== Records for this task ==

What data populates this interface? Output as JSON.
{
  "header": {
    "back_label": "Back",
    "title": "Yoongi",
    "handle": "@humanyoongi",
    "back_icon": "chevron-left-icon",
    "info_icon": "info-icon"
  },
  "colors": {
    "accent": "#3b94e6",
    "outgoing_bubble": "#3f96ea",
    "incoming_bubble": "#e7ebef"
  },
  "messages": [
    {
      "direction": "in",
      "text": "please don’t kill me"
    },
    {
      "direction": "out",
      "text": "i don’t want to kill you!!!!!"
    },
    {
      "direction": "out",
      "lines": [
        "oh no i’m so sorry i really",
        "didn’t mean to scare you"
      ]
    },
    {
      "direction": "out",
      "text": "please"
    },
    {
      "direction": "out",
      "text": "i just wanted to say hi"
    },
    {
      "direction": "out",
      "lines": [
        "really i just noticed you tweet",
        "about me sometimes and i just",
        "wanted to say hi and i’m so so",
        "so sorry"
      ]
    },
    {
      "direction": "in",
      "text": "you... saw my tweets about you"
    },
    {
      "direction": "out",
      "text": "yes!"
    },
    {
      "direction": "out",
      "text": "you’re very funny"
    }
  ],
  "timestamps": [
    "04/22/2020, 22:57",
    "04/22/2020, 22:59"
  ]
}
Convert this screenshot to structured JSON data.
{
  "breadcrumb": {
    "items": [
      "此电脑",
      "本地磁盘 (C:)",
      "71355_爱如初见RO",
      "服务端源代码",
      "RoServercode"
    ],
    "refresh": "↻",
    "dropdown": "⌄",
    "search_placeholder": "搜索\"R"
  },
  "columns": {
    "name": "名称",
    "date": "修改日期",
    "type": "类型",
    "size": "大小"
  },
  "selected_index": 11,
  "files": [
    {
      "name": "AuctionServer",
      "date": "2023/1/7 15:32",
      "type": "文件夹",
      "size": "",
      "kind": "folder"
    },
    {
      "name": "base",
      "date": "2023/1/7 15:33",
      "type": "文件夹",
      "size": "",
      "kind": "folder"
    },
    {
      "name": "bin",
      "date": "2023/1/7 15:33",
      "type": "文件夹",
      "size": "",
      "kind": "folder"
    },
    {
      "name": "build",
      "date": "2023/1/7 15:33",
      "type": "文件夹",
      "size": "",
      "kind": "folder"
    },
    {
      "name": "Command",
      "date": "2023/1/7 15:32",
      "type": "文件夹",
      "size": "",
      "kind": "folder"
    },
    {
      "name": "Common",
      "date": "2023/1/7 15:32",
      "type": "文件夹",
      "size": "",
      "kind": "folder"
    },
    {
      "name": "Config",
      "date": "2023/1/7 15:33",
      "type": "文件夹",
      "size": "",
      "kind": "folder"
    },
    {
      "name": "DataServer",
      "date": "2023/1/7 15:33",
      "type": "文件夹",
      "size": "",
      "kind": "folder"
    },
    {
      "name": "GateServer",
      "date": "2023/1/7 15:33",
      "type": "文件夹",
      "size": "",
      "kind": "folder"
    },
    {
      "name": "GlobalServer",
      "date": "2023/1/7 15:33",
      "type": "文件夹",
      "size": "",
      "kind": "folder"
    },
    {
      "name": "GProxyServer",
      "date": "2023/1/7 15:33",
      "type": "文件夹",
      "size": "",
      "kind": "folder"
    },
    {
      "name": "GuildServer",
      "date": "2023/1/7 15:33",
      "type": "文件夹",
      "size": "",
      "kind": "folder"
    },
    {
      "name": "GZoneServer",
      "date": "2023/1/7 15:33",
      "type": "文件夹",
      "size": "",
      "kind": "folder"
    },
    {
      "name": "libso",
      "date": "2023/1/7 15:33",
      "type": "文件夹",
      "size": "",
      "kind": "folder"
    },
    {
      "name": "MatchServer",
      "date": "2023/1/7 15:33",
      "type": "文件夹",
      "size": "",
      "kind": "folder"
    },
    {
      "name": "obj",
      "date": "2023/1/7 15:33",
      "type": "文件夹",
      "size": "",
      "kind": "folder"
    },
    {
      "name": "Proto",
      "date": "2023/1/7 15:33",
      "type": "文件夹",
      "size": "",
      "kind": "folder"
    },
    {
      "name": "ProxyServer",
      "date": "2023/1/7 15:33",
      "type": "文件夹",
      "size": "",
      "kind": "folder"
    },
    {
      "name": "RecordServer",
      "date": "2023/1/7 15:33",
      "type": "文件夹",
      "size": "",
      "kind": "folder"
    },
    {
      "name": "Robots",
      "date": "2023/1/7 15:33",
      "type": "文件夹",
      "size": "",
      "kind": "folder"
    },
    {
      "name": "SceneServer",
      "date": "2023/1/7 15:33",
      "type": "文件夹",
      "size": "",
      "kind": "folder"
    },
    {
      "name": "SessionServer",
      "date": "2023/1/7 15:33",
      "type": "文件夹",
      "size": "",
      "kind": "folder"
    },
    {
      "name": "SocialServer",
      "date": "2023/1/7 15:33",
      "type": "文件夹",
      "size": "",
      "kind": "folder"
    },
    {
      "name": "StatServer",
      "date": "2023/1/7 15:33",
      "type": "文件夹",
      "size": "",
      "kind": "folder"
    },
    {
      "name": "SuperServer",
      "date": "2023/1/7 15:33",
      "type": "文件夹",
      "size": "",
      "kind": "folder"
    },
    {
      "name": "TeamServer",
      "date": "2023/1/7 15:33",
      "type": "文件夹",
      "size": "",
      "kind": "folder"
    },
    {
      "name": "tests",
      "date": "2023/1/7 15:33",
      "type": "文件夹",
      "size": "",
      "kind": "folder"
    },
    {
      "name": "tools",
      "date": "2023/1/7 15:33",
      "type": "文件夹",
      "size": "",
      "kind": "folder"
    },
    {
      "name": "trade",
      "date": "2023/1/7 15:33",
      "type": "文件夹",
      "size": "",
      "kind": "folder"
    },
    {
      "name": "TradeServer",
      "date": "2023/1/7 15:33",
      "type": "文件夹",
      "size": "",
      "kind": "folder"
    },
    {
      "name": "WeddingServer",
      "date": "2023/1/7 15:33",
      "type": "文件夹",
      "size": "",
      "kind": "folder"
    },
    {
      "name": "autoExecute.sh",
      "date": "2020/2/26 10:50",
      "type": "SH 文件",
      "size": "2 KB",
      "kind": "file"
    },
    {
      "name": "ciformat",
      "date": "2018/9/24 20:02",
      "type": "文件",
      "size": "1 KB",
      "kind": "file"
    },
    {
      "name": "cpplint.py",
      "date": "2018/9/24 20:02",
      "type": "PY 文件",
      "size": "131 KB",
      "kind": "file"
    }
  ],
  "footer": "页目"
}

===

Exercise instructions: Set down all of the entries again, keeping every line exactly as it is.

Solution to the problem:
What data populates this interface? Output as JSON.
{
  "header": {
    "back_label": "Back",
    "title": "Yoongi",
    "handle": "@humanyoongi",
    "back_icon": "chevron-left-icon",
    "info_icon": "info-icon"
  },
  "colors": {
    "accent": "#3b94e6",
    "outgoing_bubble": "#3f96ea",
    "incoming_bubble": "#e7ebef"
  },
  "messages": [
    {
      "direction": "in",
      "text": "please don’t kill me"
    },
    {
      "direction": "out",
      "text": "i don’t want to kill you!!!!!"
    },
    {
      "direction": "out",
      "lines": [
        "oh no i’m so sorry i really",
        "didn’t mean to scare you"
      ]
    },
    {
      "direction": "out",
      "text": "please"
    },
    {
      "direction": "out",
      "text": "i just wanted to say hi"
    },
    {
      "direction": "out",
      "lines": [
        "really i just noticed you tweet",
        "about me sometimes and i just",
        "wanted to say hi and i’m so so",
        "so sorry"
      ]
    },
    {
      "direction": "in",
      "text": "you... saw my tweets about you"
    },
    {
      "direction": "out",
      "text": "yes!"
    },
    {
      "direction": "out",
      "text": "you’re very funny"
    }
  ],
  "timestamps": [
    "04/22/2020, 22:57",
    "04/22/2020, 22:59"
  ]
}
Convert this screenshot to structured JSON data.
{
  "breadcrumb": {
    "items": [
      "此电脑",
      "本地磁盘 (C:)",
      "71355_爱如初见RO",
      "服务端源代码",
      "RoServercode"
    ],
    "refresh": "↻",
    "dropdown": "⌄",
    "search_placeholder": "搜索\"R"
  },
  "columns": {
    "name": "名称",
    "date": "修改日期",
    "type": "类型",
    "size": "大小"
  },
  "selected_index": 11,
  "files": [
    {
      "name": "AuctionServer",
      "date": "2023/1/7 15:32",
      "type": "文件夹",
      "size": "",
      "kind": "folder"
    },
    {
      "name": "base",
      "date": "2023/1/7 15:33",
      "type": "文件夹",
      "size": "",
      "kind": "folder"
    },
    {
      "name": "bin",
      "date": "2023/1/7 15:33",
      "type": "文件夹",
      "size": "",
      "kind": "folder"
    },
    {
      "name": "build",
      "date": "2023/1/7 15:33",
      "type": "文件夹",
      "size": "",
      "kind": "folder"
    },
    {
      "name": "Command",
      "date": "2023/1/7 15:32",
      "type": "文件夹",
      "size": "",
      "kind": "folder"
    },
    {
      "name": "Common",
      "date": "2023/1/7 15:32",
      "type": "文件夹",
      "size": "",
      "kind": "folder"
    },
    {
      "name": "Config",
      "date": "2023/1/7 15:33",
      "type": "文件夹",
      "size": "",
      "kind": "folder"
    },
    {
      "name": "DataServer",
      "date": "2023/1/7 15:33",
      "type": "文件夹",
      "size": "",
      "kind": "folder"
    },
    {
      "name": "GateServer",
      "date": "2023/1/7 15:33",
      "type": "文件夹",
      "size": "",
      "kind": "folder"
    },
    {
      "name": "GlobalServer",
      "date": "2023/1/7 15:33",
      "type": "文件夹",
      "size": "",
      "kind": "folder"
    },
    {
      "name": "GProxyServer",
      "date": "2023/1/7 15:33",
      "type": "文件夹",
      "size": "",
      "kind": "folder"
    },
    {
      "name": "GuildServer",
      "date": "2023/1/7 15:33",
      "type": "文件夹",
      "size": "",
      "kind": "folder"
    },
    {
      "name": "GZoneServer",
      "date": "2023/1/7 15:33",
      "type": "文件夹",
      "size": "",
      "kind": "folder"
    },
    {
      "name": "libso",
      "date": "2023/1/7 15:33",
      "type": "文件夹",
      "size": "",
      "kind": "folder"
    },
    {
      "name": "MatchServer",
      "date": "2023/1/7 15:33",
      "type": "文件夹",
      "size": "",
      "kind": "folder"
    },
    {
      "name": "obj",
      "date": "2023/1/7 15:33",
      "type": "文件夹",
      "size": "",
      "kind": "folder"
    },
    {
      "name": "Proto",
      "date": "2023/1/7 15:33",
      "type": "文件夹",
      "size": "",
      "kind": "folder"
    },
    {
      "name": "ProxyServer",
      "date": "2023/1/7 15:33",
      "type": "文件夹",
      "size": "",
      "kind": "folder"
    },
    {
      "name": "RecordServer",
      "date": "2023/1/7 15:33",
      "type": "文件夹",
      "size": "",
      "kind": "folder"
    },
    {
      "name": "Robots",
      "date": "2023/1/7 15:33",
      "type": "文件夹",
      "size": "",
      "kind": "folder"
    },
    {
      "name": "SceneServer",
      "date": "2023/1/7 15:33",
      "type": "文件夹",
      "size": "",
      "kind": "folder"
    },
    {
      "name": "SessionServer",
      "date": "2023/1/7 15:33",
      "type": "文件夹",
      "size": "",
      "kind": "folder"
    },
    {
      "name": "SocialServer",
      "date": "2023/1/7 15:33",
      "type": "文件夹",
      "size": "",
      "kind": "folder"
    },
    {
      "name": "StatServer",
      "date": "2023/1/7 15:33",
      "type": "文件夹",
      "size": "",
      "kind": "folder"
    },
    {
      "name": "SuperServer",
      "date": "2023/1/7 15:33",
      "type": "文件夹",
      "size": "",
      "kind": "folder"
    },
    {
      "name": "TeamServer",
      "date": "2023/1/7 15:33",
      "type": "文件夹",
      "size": "",
      "kind": "folder"
    },
    {
      "name": "tests",
      "date": "2023/1/7 15:33",
      "type": "文件夹",
      "size": "",
      "kind": "folder"
    },
    {
      "name": "tools",
      "date": "2023/1/7 15:33",
      "type": "文件夹",
      "size": "",
      "kind": "folder"
    },
    {
      "name": "trade",
      "date": "2023/1/7 15:33",
      "type": "文件夹",
      "size": "",
      "kind": "folder"
    },
    {
      "name": "TradeServer",
      "date": "2023/1/7 15:33",
      "type": "文件夹",
      "size": "",
      "kind": "folder"
    },
    {
      "name": "WeddingServer",
      "date": "2023/1/7 15:33",
      "type": "文件夹",
      "size": "",
      "kind": "folder"
    },
    {
      "name": "autoExecute.sh",
      "date": "2020/2/26 10:50",
      "type": "SH 文件",
      "size": "2 KB",
      "kind": "file"
    },
    {
      "name": "ciformat",
      "date": "2018/9/24 20:02",
      "type": "文件",
      "size": "1 KB",
      "kind": "file"
    },
    {
      "name": "cpplint.py",
      "date": "2018/9/24 20:02",
      "type": "PY 文件",
      "size": "131 KB",
      "kind": "file"
    }
  ],
  "footer": "页目"
}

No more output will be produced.